The first time you take a punch when you know it is coming there is a sense of dread associated. Will it hurt, how much will it hurt, can I fight on or will I back down. Being put in these training situations provided me with amazing insight. It showed me there was a threshold I could operate within when things were bad and still accomplish my mission. I could take several hits, yet still remain combat effective. It greatly improved my confidence, but it also opened up my throttle. I wouldn’t say I was reckless, I would say I was calculated.
It is difficult to share this type of experience in the private sector. While I believe it is essential to anyone with self defense goals, it is not easy to put yourself in these types of situations. Reality based training is a great vehicle to simulate the type of stress you might experience. Where I find value is in providing an opportunity for the student to work through some of their own demons. To help become more familiar with violence and what it means to use calculated violence. The challenge is doing so without closing them off, without shutting down their motivation to challenge themselves. If done inappropriately it can lead to avoidance or dismissal.

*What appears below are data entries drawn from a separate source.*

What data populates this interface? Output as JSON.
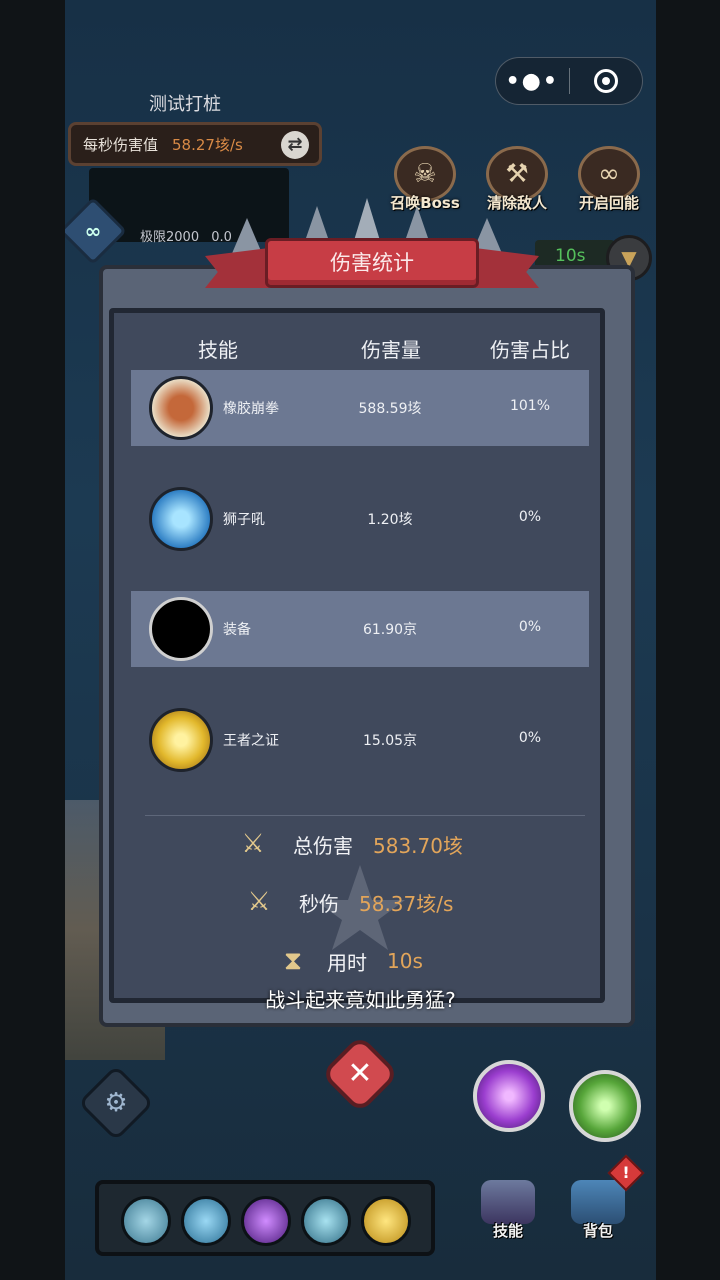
{
  "capsule": {
    "more_icon": "more-dots-icon",
    "close_icon": "target-close-icon"
  },
  "hud": {
    "test_label": "测试打桩",
    "dps_label": "每秒伤害值",
    "dps_value": "58.27垓/s",
    "limit_label": "极限2000",
    "limit_value": "0.0"
  },
  "actions": [
    {
      "label": "召唤Boss",
      "icon": "skull-crown-icon"
    },
    {
      "label": "清除敌人",
      "icon": "broom-icon"
    },
    {
      "label": "开启回能",
      "icon": "infinity-icon"
    }
  ],
  "timer": "10s",
  "modal": {
    "title": "伤害统计",
    "headers": {
      "skill": "技能",
      "damage": "伤害量",
      "share": "伤害占比"
    },
    "rows": [
      {
        "name": "橡胶崩拳",
        "damage": "588.59垓",
        "share": "101%",
        "icon": "rubber-fist-icon",
        "color": "#b85a2a"
      },
      {
        "name": "狮子吼",
        "damage": "1.20垓",
        "share": "0%",
        "icon": "lion-roar-icon",
        "color": "#3f9bd6"
      },
      {
        "name": "装备",
        "damage": "61.90京",
        "share": "0%",
        "icon": "equipment-icon",
        "color": "#000000"
      },
      {
        "name": "王者之证",
        "damage": "15.05京",
        "share": "0%",
        "icon": "king-proof-icon",
        "color": "#d8b22a"
      }
    ],
    "summary": {
      "total_label": "总伤害",
      "total_value": "583.70垓",
      "dps_label": "秒伤",
      "dps_value": "58.37垓/s",
      "time_label": "用时",
      "time_value": "10s"
    }
  },
  "subtitle": "战斗起来竟如此勇猛?",
  "nav": {
    "skills": "技能",
    "bag": "背包",
    "alert": "!"
  },
  "colors": {
    "accent_red": "#c73d45",
    "value_orange": "#e2a55a",
    "panel": "#40495c"
  }
}
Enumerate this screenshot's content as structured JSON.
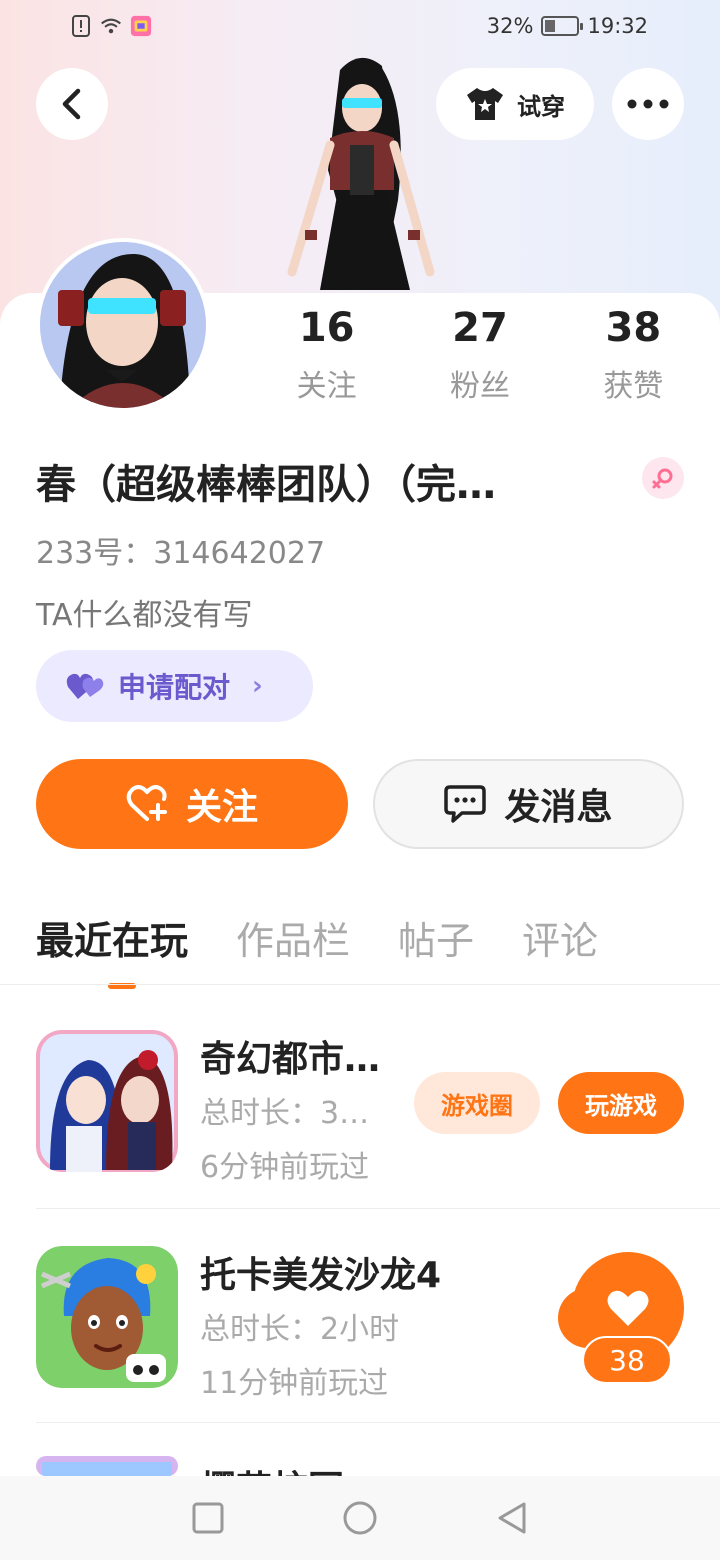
{
  "status_bar": {
    "battery_text": "32%",
    "battery_level": 0.32,
    "time": "19:32"
  },
  "header": {
    "tryon_label": "试穿"
  },
  "profile": {
    "stats": [
      {
        "num": "16",
        "label": "关注"
      },
      {
        "num": "27",
        "label": "粉丝"
      },
      {
        "num": "38",
        "label": "获赞"
      }
    ],
    "username": "春（超级棒棒团队）（完…",
    "uid": "233号：314642027",
    "bio": "TA什么都没有写",
    "pair_label": "申请配对",
    "pair_arrow": "›"
  },
  "actions": {
    "follow_label": "关注",
    "message_label": "发消息"
  },
  "tabs": [
    "最近在玩",
    "作品栏",
    "帖子",
    "评论"
  ],
  "games": [
    {
      "title": "奇幻都市…",
      "duration": "总时长：3…",
      "last_played": "6分钟前玩过",
      "circle_label": "游戏圈",
      "play_label": "玩游戏"
    },
    {
      "title": "托卡美发沙龙4",
      "duration": "总时长：2小时",
      "last_played": "11分钟前玩过"
    },
    {
      "title": "樱花校园"
    }
  ],
  "like_float": {
    "count": "38"
  },
  "colors": {
    "accent": "#ff7515",
    "pair_purple": "#6a5acd"
  }
}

Follow The Yellow Brick Road
There is a method to the madness. It does not begin by throwing students into shark infested waters wearing a meat suit. The exposure to the stimuli must be gradual and controlled. The instructor’s intention is to provide the student the opportunity to succeed through guided encounters. Each scenario should have a simple goal in mind. For instance, the difficulty of not drawing your firearm. To skirt the edges of deadly force justification requiring the student to employ other tools. Tools such as de-escalation, disengagement and escape. When all roads lead to deadly force you promote poor decision making. You promote deadly force as the only option in the student’s eyes.
Time to Press On

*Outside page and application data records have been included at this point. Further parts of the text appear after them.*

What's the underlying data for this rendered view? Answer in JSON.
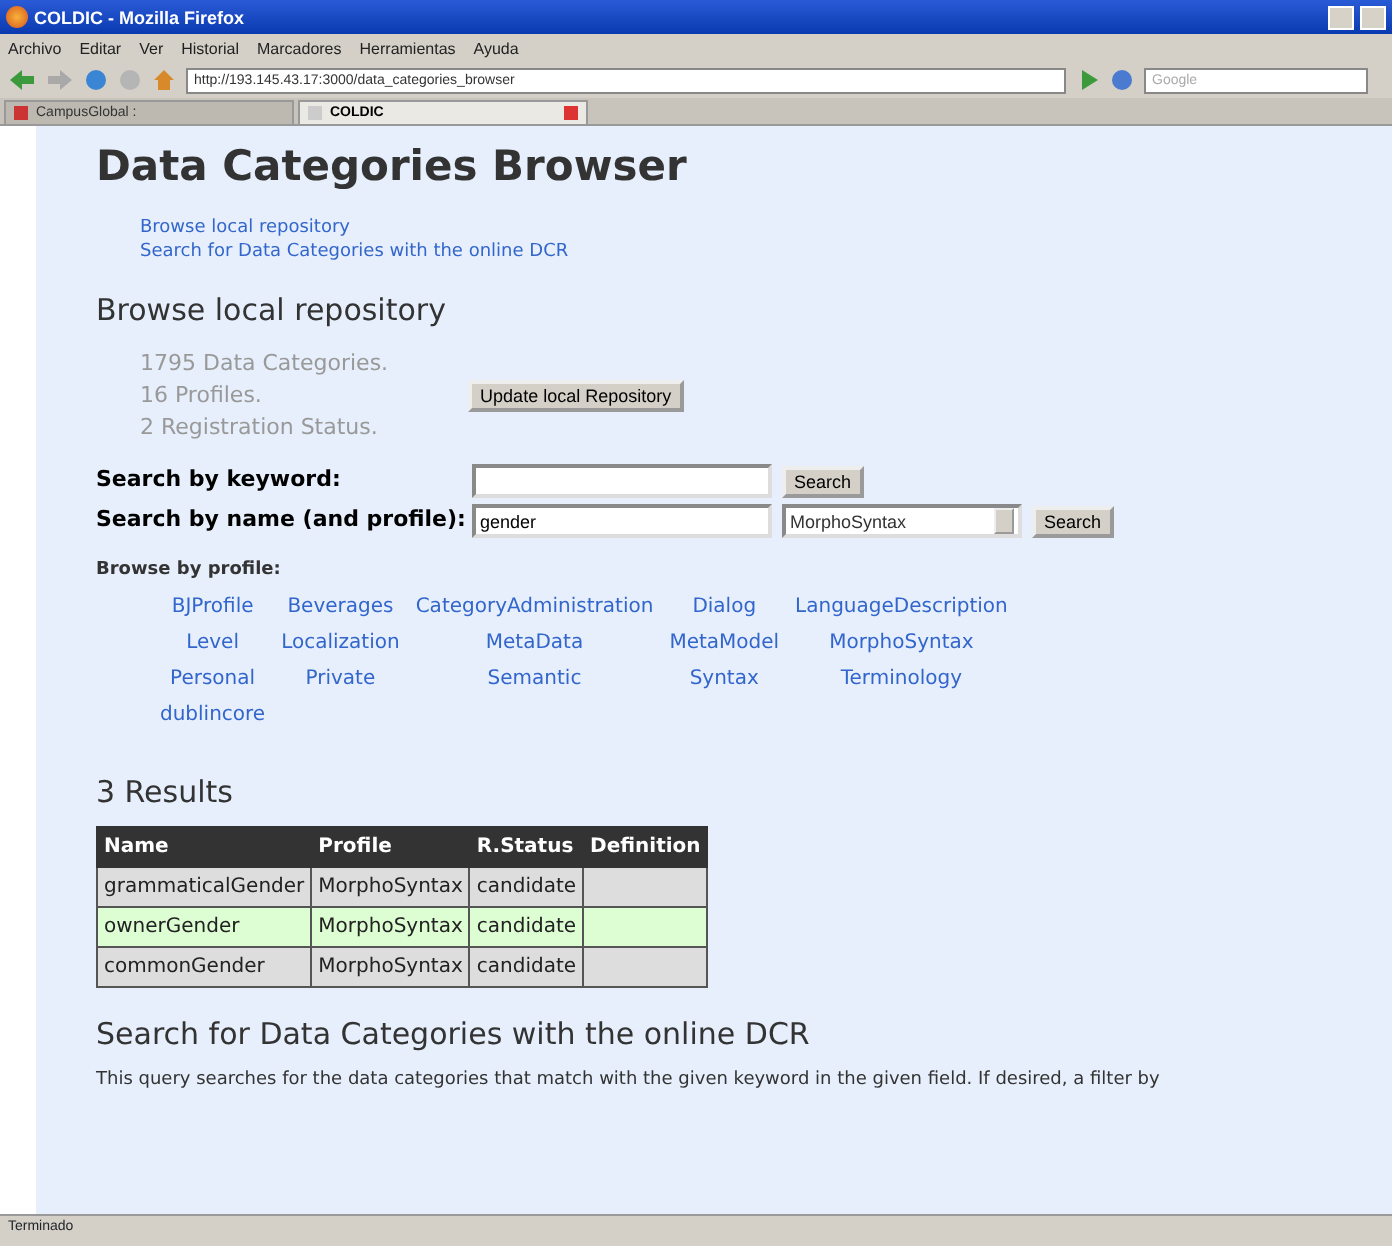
{
  "window": {
    "title": "COLDIC - Mozilla Firefox"
  },
  "menu": [
    "Archivo",
    "Editar",
    "Ver",
    "Historial",
    "Marcadores",
    "Herramientas",
    "Ayuda"
  ],
  "address": {
    "value": "http://193.145.43.17:3000/data_categories_browser"
  },
  "search_engine": {
    "placeholder": "Google"
  },
  "tabs": [
    {
      "label": "CampusGlobal :",
      "selected": false
    },
    {
      "label": "COLDIC",
      "selected": true
    }
  ],
  "page": {
    "title": "Data Categories Browser",
    "links": [
      "Browse local repository",
      "Search for Data Categories with the online DCR"
    ],
    "local_heading": "Browse local repository",
    "stats": [
      "1795 Data Categories.",
      "16 Profiles.",
      "2 Registration Status."
    ],
    "update_button": "Update local Repository",
    "keyword_search": {
      "label": "Search by keyword:",
      "button": "Search"
    },
    "name_search": {
      "label": "Search by name (and profile):",
      "value": "gender",
      "profile": "MorphoSyntax",
      "button": "Search"
    },
    "profiles_label": "Browse by profile:",
    "profiles": [
      [
        "BJProfile",
        "Beverages",
        "CategoryAdministration",
        "Dialog",
        "LanguageDescription"
      ],
      [
        "Level",
        "Localization",
        "MetaData",
        "MetaModel",
        "MorphoSyntax"
      ],
      [
        "Personal",
        "Private",
        "Semantic",
        "Syntax",
        "Terminology"
      ],
      [
        "dublincore"
      ]
    ],
    "results_heading": "3 Results",
    "table": {
      "columns": [
        "Name",
        "Profile",
        "R.Status",
        "Definition"
      ],
      "rows": [
        {
          "cells": [
            "grammaticalGender",
            "MorphoSyntax",
            "candidate",
            ""
          ],
          "highlighted": false
        },
        {
          "cells": [
            "ownerGender",
            "MorphoSyntax",
            "candidate",
            ""
          ],
          "highlighted": true
        },
        {
          "cells": [
            "commonGender",
            "MorphoSyntax",
            "candidate",
            ""
          ],
          "highlighted": false
        }
      ]
    },
    "dcr_heading": "Search for Data Categories with the online DCR",
    "dcr_text": "This query searches for the data categories that match with the given keyword in the given field. If desired, a filter by"
  },
  "status_bar": "Terminado"
}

The challenge is in expanding the student’s comfort zone by placing them in uncomfortable situations. It is not easy. You have to start with the little things. In our Force On Force class we start with an exposure to pain. Many times students have no idea what a marking cartridge feels like so they get purposefully shot for the experience in a safe and controlled environment. Then we work at exposing them to a chain of events they can control with good decision making. Should they make the wrong decision they learn through pain the outcome is negative. One way to simulate this encounter is by restricting the number of rounds in the student’s firearm. With this low round count they now must consider if they fail pain is a result.
The hardest scenarios are usually the ones requiring the most thought. Getting the student to think their way through the problems is the best outcome for everyone.